Israel stocks drop on SVB failure as government vows aid for tech firms
By Steven Scheer
JERUSALEM (Reuters) – Israeli shares slid more than 4% on the Tel Aviv Stock Exchange (TASE) on Sunday led by financial firms following the failure of SVB Financial Group late last week, while the government vowed to help Israeli tech firms affected.
With Israel’s trading week running Sunday through Thursday, it was the first opportunity for Tel Aviv investors to react to the failure of Silicon Valley Bank, the largest bank to fail since the 2008 financial crisis but largely seen as an isolated event.
Banking regulator Yair Avidan said the SVB failure was an unfortunate opportunity to stress what is often taken for granted – ensuring the stability of the financial system.
“We are closely examining the case, and monitoring both the immediate developments and those that may come in any ‘following waves’ that may take place,” said Avidan, the Bank of Israel’s Supervisor of Banks.
He said he was taking part in an inter-ministerial team established by Finance Ministry to monitor, analyze and formulate a response as needed.
Israel’s tech sector is the country’s main growth engine, and its relationship with the Silicon Valley region is strong. Many Israeli startups had accounts at SVB although the amounts are not fully known.
Israel’s securities regulator said that because the SVB closure may have local consequences, it warned public companies to immediately report should there be any material effect on their activities or a significant effect on its share price.

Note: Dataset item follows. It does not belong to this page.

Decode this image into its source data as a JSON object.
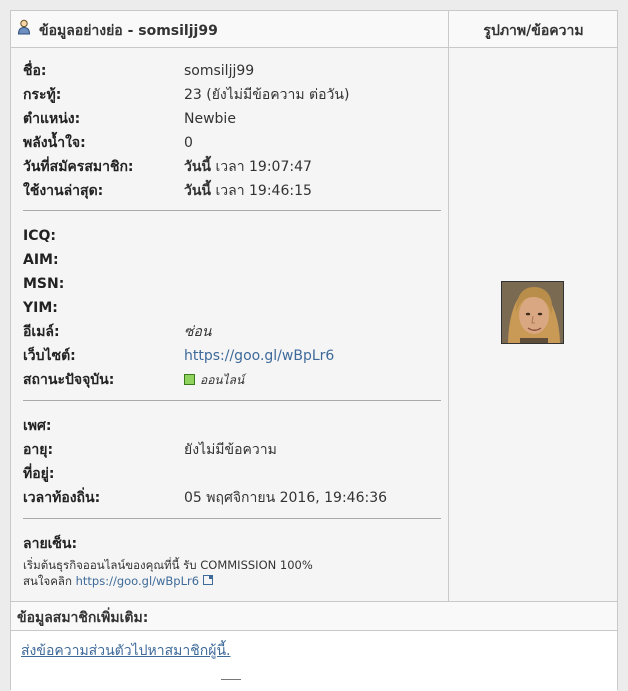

Compugen Ltd said that through its U.S. subsidiary it currently held about 1.3% of its cash and cash equivalents with SVB, but “considers its exposure to any liquidity concern at SVB as immaterial.”
NextVision, a maker of micro stabilised cameras, said in a regulatory filing in Tel Aviv that it withdrew on Thursday almost all of the $2.7 million it held in SVB.

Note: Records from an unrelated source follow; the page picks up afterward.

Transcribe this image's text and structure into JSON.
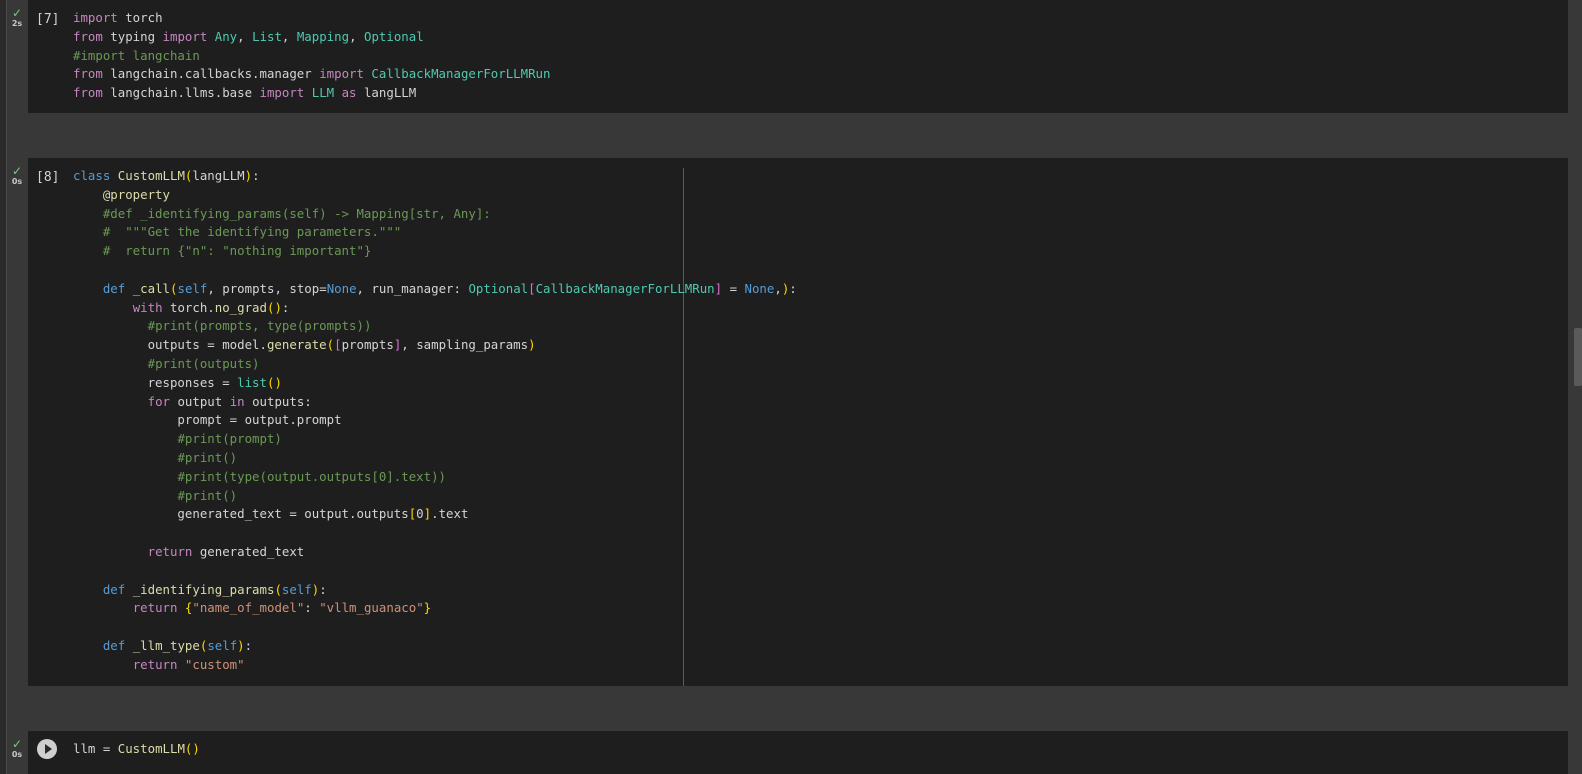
{
  "colors": {
    "background": "#383838",
    "editor": "#1e1e1e",
    "check": "#7ec97e",
    "keyword": "#c586c0",
    "storage": "#569cd6",
    "function": "#dcdcaa",
    "class": "#4ec9b0",
    "comment": "#6a9955",
    "string": "#ce9178",
    "variable": "#9cdcfe",
    "bracket1": "#ffd700",
    "bracket2": "#da70d6",
    "bracket3": "#179fff"
  },
  "icons": {
    "status": "check-icon",
    "run": "play-icon"
  },
  "cells": [
    {
      "exec_label": "[7]",
      "status_time": "2s",
      "code": [
        "import torch",
        "from typing import Any, List, Mapping, Optional",
        "#import langchain",
        "from langchain.callbacks.manager import CallbackManagerForLLMRun",
        "from langchain.llms.base import LLM as langLLM"
      ]
    },
    {
      "exec_label": "[8]",
      "status_time": "0s",
      "code": [
        "class CustomLLM(langLLM):",
        "    @property",
        "    #def _identifying_params(self) -> Mapping[str, Any]:",
        "    #  \"\"\"Get the identifying parameters.\"\"\"",
        "    #  return {\"n\": \"nothing important\"}",
        "",
        "    def _call(self, prompts, stop=None, run_manager: Optional[CallbackManagerForLLMRun] = None,):",
        "        with torch.no_grad():",
        "          #print(prompts, type(prompts))",
        "          outputs = model.generate([prompts], sampling_params)",
        "          #print(outputs)",
        "          responses = list()",
        "          for output in outputs:",
        "              prompt = output.prompt",
        "              #print(prompt)",
        "              #print()",
        "              #print(type(output.outputs[0].text))",
        "              #print()",
        "              generated_text = output.outputs[0].text",
        "",
        "          return generated_text",
        "",
        "    def _identifying_params(self):",
        "        return {\"name_of_model\": \"vllm_guanaco\"}",
        "",
        "    def _llm_type(self):",
        "        return \"custom\""
      ]
    },
    {
      "exec_label": "",
      "status_time": "0s",
      "code": [
        "llm = CustomLLM()"
      ]
    }
  ]
}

Qualitau Ltd, a developer of test equipment to the semi-conductor industry, said it had nearly $17 million at SVB and most of that was not federally insured.
It added it had “no information regarding the amounts of money it will be able to withdraw in the future from the balance of funds deposited in SVB and in relation to the timing when it will be possible to withdraw these funds.” Given an existing backlog of orders, it said it will continue activities.
Video platform developer Idomoo said it was working to withdraw its balance of $3 million from SVB, while technology venture fund Teuza said that while it didn’t have any funds in SVB, portfolio company Tyto Care had 35% of its cash balances there and it was working to transfer funds to Israel or another U.S. bank.
The Tel Aviv index of the five largest banks was down 4% in afternoon trading, while the index of eight insurers fell 4.7%. Government bond prices rose as much as 0.8%.
Prime Minister Benjamin Netanyahu said he would discuss the crisis with his finance and economy ministers and the Bank of Israel governor to see “if there are any necessary actions to help Israeli companies that have fallen into distress, especially liquidity distress, following the collapse of SVB.”
“We have an obligation, of course, to try to protect these companies, whose main operations are in Israel and will remain in Israel, and also their employees,” he told cabinet ministers in a veiled rebuke to high-tech executives who have actively protested the government’s planned judicial reforms and those who have said they would pull money out of Israel.
He added that Israel’s economy is “one of the safest and most stable economies in the world.”
Data published on Sunday showed Israel’s economy grew 6.4% in 2022 and an annualised 5.6% in the fourth quarter.
Israel’s two largest banks, Leumi and Hapoalim, said their tech banking arms would issue loans to startups and other tech firms that were without access to credit in the wake of SVB’s collapse.
Leumi said that it was able to help customers transfer about $1 billion to Israel from SVB prior to the Federal Deposit Insurance Corporation (FDIC) being named as receiver for later disposition of the U.S. bank’s assets.
(Reporting by Steven Scheer; Editing by Hugh Lawson, Frank Jack Daniel and Raissa Kasolowsky)